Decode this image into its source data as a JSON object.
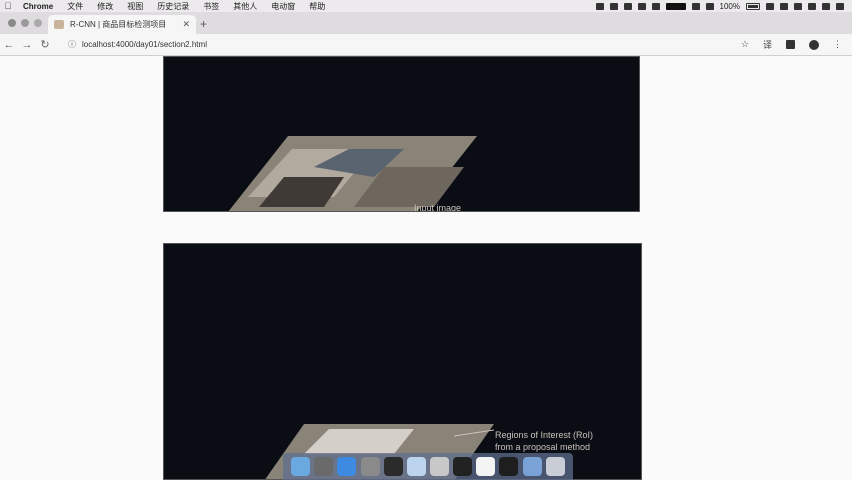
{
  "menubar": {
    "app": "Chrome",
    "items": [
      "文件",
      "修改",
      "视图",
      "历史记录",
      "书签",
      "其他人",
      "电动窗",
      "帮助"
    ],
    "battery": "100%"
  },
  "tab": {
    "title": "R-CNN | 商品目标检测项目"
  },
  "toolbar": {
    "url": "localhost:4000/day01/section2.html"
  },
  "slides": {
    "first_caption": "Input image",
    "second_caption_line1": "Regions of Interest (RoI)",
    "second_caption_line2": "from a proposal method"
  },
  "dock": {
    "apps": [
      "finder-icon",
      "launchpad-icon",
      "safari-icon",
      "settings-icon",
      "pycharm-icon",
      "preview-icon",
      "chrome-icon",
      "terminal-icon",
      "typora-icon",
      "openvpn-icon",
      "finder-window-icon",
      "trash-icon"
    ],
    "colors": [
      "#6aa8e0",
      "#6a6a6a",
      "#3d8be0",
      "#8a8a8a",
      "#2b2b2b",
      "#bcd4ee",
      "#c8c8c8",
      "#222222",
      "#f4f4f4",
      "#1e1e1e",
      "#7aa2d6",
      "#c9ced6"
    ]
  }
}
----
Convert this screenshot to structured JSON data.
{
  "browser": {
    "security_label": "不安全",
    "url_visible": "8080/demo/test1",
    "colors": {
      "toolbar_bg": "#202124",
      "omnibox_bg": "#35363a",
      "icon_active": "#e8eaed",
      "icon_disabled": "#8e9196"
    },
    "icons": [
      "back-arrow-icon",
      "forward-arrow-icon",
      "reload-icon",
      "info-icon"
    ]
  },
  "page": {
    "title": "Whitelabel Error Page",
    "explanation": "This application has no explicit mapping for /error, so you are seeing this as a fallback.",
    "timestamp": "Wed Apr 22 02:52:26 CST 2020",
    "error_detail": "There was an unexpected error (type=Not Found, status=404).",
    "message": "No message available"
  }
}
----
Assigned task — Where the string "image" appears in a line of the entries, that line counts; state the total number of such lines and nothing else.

Finished task — 2